Let $$M = \begin{pmatrix}A& B\\C& D\end{pmatrix}.$$ Is there a general formula for $e^M$ in terms of the sub-matrices $A$, $B$, $C$ and $D$? If not, can anything useful be said about the properties of $e^M$, given properties of its component blocks?

I've tried a few different approaches but haven't got anywhere, mostly because the formula $e^{A + B}=e^Ae^B$ only works if $A$ and $B$ commute.

If it helps, I'm most interested in the case where $M$ is a symmetryic real matrix, and an 'infinitesimal stochastic' matrix in particular. (An infinitesimal stochastic matrix is a symmetric real matrix whose column sums are all zero, and which has no negative off-diagonal elements.) If there are other special sub-classes of matrices for which something useful can be said here, I would be interested to know that.

• the case where $M$ is a real symmetric matrix, or where the sub-matrices are? – Thoth Oct 23 '15 at 5:33
• Since any matrix $M$ can be represented in block form as indicated, it is unclear why any special expression for the exponential of $M$ ought to be expected. – hardmath Oct 23 '15 at 5:39
• @Thoth the case where $M$ is - I've clarified in the question – Nathaniel Oct 23 '15 at 7:01
• @hardmath that's a good point. (I was coming from the point of view of "it would be really useful to me if there was a formula for this," not "I have some reason to expect there would be a formula for this.") I've edited the question to ask whether there's anything else that can be said about $e^M$, given properties of its component blocks. – Nathaniel Oct 23 '15 at 7:02
• I doubt you can say much about $A,B,C,D$, but if $M$ is symmetric then it has an eigen-decomp as $M=P^TDP$ and so I think you have $e^M=P^Te^DP$. I don't know if that helps any. $D$ contains the (possibly absolute value or squared can't remember) eigenvalues of $M$, but unless the top right or bottom left block is the zero block, there is no relationship known between the eigenvalues of the blocks and the eigenvalues of $M$. – Thoth Oct 23 '15 at 8:35

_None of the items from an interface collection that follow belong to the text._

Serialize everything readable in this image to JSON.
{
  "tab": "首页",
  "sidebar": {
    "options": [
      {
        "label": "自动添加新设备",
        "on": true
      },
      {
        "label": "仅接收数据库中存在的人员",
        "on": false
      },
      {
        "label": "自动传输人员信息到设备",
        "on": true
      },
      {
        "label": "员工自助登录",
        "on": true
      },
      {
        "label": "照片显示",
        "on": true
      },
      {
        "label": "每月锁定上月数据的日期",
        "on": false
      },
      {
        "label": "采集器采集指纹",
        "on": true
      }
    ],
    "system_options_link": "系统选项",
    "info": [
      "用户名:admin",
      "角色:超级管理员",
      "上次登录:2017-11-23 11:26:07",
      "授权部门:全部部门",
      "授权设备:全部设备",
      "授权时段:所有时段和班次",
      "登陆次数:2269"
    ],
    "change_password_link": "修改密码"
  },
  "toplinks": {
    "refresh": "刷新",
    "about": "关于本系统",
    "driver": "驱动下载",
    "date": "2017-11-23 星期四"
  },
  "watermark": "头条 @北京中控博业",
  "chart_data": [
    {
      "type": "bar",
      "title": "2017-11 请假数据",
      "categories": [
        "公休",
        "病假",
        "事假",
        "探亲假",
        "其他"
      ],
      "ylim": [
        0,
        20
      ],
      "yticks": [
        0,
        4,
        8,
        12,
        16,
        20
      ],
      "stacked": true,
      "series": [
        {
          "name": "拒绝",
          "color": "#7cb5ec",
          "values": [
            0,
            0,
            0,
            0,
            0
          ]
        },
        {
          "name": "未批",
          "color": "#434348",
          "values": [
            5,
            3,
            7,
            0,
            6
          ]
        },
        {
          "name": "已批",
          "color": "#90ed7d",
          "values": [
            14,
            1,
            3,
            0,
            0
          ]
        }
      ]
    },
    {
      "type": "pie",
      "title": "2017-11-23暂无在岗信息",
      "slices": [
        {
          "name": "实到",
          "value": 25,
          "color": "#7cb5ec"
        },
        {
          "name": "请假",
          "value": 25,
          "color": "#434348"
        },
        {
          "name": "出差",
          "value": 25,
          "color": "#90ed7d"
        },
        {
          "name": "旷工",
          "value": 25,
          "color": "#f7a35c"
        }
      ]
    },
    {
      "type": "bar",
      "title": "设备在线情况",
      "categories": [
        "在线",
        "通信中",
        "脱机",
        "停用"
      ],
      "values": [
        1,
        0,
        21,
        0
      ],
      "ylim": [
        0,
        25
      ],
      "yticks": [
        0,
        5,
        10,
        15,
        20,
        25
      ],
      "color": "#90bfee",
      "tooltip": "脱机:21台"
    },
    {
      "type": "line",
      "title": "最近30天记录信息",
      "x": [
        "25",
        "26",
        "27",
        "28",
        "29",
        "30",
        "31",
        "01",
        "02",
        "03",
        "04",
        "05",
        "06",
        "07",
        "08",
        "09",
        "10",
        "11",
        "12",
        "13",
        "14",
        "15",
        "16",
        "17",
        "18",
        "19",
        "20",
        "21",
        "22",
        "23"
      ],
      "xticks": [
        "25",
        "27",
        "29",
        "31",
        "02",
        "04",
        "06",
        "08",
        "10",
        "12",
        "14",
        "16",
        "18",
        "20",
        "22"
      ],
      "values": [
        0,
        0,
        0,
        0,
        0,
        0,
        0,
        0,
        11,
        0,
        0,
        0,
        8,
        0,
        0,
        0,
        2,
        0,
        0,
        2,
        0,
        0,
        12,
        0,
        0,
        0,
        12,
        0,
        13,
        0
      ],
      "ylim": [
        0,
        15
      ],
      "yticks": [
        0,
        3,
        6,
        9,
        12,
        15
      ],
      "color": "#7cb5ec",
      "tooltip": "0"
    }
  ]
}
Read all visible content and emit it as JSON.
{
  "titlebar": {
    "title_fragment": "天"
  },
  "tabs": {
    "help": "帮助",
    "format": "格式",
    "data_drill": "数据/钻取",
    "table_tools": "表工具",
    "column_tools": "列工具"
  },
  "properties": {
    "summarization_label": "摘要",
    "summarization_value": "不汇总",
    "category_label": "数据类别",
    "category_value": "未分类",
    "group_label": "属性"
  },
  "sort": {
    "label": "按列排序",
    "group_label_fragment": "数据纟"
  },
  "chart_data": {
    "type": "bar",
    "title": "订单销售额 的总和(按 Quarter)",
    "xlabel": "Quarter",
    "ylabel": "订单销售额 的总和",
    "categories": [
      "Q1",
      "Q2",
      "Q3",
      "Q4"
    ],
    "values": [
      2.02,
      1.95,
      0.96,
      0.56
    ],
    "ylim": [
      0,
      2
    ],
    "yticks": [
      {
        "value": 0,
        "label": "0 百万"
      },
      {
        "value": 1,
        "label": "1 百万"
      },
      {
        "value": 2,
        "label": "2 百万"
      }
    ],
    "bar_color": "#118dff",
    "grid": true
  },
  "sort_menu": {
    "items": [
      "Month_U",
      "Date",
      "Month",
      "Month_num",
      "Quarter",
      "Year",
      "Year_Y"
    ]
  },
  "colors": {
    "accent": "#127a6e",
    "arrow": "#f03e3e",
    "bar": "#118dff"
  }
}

If $$M$$ is a squared symmetric real matrix then $$\begin{equation} M=\begin{pmatrix} A & B \\ B^\top & C\end{pmatrix}. \end{equation}$$ If $$B=0$$, then $$\begin{equation} \exp(M)=\begin{pmatrix} \exp(A) & 0 \\ 0 & \exp(C)\end{pmatrix}. \end{equation}$$
Moreover, since $$M$$ is symmetric positive semidefinite then it is diagonalizable, i.e. $$M=V D V^\top$$ with $$D$$ diagonal matrix and $$V$$ orthogonal matrix where each column is an eigenvector of $$M$$. If you work a bit with the relation $$\begin{equation}\begin{pmatrix} D_1 & 0 \\ 0 & D_2\end{pmatrix}= D=V^\top M V = \begin{pmatrix} V_1^\top & V_3^\top \\ V_2^\top & V_4^\top\end{pmatrix}\begin{pmatrix} A & B \\ B^\top & C\end{pmatrix}\begin{pmatrix} V_1 & V_2 \\ V_3 & V_4\end{pmatrix}.\end{equation}$$ you might find the block diagonal matrices $$D_1$$ and $$D_2$$ and block matrices $$V_1$$, $$V_2$$, $$V_3$$ and $$V_4$$. Hence you can apply $$\exp(M)=V\exp(D)V^\top$$.